Continuing to focus on the story, and not the specific implications of actor X as opposed to actor Y, we mapped out the play on the dry erase board. What began as a simple list started to resemble a football coach’s game plan, with arrows drawn back and forth indicating the various relationships. Like one of those logic grid puzzles, we came up with a lot of cause-and-effect “if” statements, including:
- If we have an African American Bosola, our dual protagonists (Duchess and Bosola) are both minorities, which is a statement we like.
- On the other hand, if we have a white Bosola, his change of heart from disliking Antonio to defending him is stronger and serves as a meatier counterpoint to the Cardinal and Ferdinand’s story.
- If we have a white Bosola, then at least one other actor other than Antonio must be nonwhite. That could be Julia, or someone else entirely, but we want to make sure the story we’re telling with our casting is appropriately complex.
- If we have a black Bosola, there’s language like “saucy slave!” in the text that becomes extra charged.
We left the room without locking in any decisions and yet confident that we could create a complex, rounded story given the resources we had.
Dick Block had another brainstorming activity he used at Carnegie Mellon. He told my class of sophomore design majors, “You have one million plastic yogurt container lids. What do you want to do with them?” We then spent an hour filling four large chalkboards with lists of all the things we could do. No judgments, all ideas were valid. Finally, Dick asked us what we actually could do with those lids. About one-third of the ideas, such as creating shower curtains out of them, were eliminated. Then he asked, “OK, what do you actually want to do with them?” We immediately crossed off “recycle them!” for its lack of ingenuity. Also “use them as coasters”— that didn’t sound like a lot of fun. Eventually we narrowed the list down to five options and voted on our favorite, which was filling our professors’ office with them (even though he’d wanted to cross that option off as something we couldn’t actually do; we begged to differ on that point).

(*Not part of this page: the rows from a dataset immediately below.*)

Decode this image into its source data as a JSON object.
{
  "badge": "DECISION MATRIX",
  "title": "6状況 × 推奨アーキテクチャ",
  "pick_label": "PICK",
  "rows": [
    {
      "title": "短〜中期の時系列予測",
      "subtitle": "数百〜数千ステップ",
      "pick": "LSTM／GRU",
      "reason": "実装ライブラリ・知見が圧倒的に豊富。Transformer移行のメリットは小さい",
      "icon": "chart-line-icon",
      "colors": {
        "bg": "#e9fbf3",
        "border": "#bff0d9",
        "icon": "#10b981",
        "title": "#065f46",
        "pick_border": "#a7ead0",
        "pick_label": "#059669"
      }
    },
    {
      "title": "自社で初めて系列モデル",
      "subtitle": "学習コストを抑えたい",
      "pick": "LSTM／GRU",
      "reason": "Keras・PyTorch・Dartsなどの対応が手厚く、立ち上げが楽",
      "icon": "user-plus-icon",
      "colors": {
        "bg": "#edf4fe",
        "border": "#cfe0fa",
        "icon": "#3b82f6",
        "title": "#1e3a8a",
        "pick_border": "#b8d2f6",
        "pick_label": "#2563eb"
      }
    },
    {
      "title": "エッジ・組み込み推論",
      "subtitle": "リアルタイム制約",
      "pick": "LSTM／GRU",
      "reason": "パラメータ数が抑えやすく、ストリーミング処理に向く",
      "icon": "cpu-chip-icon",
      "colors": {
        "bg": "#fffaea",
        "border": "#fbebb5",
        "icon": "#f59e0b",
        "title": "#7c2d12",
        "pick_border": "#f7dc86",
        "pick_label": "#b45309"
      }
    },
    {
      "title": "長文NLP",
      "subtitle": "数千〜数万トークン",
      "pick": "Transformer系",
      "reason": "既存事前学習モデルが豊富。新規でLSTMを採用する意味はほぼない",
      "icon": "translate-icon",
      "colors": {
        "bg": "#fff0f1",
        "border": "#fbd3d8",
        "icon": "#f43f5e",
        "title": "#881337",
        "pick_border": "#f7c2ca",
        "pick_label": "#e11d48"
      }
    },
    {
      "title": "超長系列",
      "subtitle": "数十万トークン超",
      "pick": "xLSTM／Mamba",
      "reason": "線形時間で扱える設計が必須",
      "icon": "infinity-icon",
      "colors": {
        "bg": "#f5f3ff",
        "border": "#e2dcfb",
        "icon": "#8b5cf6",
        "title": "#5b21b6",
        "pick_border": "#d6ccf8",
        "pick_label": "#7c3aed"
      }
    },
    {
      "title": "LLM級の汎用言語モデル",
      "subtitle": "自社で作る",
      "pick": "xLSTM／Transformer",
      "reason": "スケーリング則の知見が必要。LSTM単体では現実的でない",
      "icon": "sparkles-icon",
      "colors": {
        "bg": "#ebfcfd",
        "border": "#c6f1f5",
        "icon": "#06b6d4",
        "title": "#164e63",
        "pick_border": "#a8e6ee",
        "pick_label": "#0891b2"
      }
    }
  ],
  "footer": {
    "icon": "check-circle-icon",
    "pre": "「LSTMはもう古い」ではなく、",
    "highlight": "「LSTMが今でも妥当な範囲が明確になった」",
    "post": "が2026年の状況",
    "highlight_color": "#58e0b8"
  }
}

I didn’t expect to be using this exercise ten years later, and yet I realized that The Duchess of Malfi team had followed a similar brainstorming process for our complex casting quandary. Three simple questions: What are we doing? Do we actually want to do it? Can we truly accomplish it? If the answer to the second or third question is “no,” it’s time to move on to a new idea.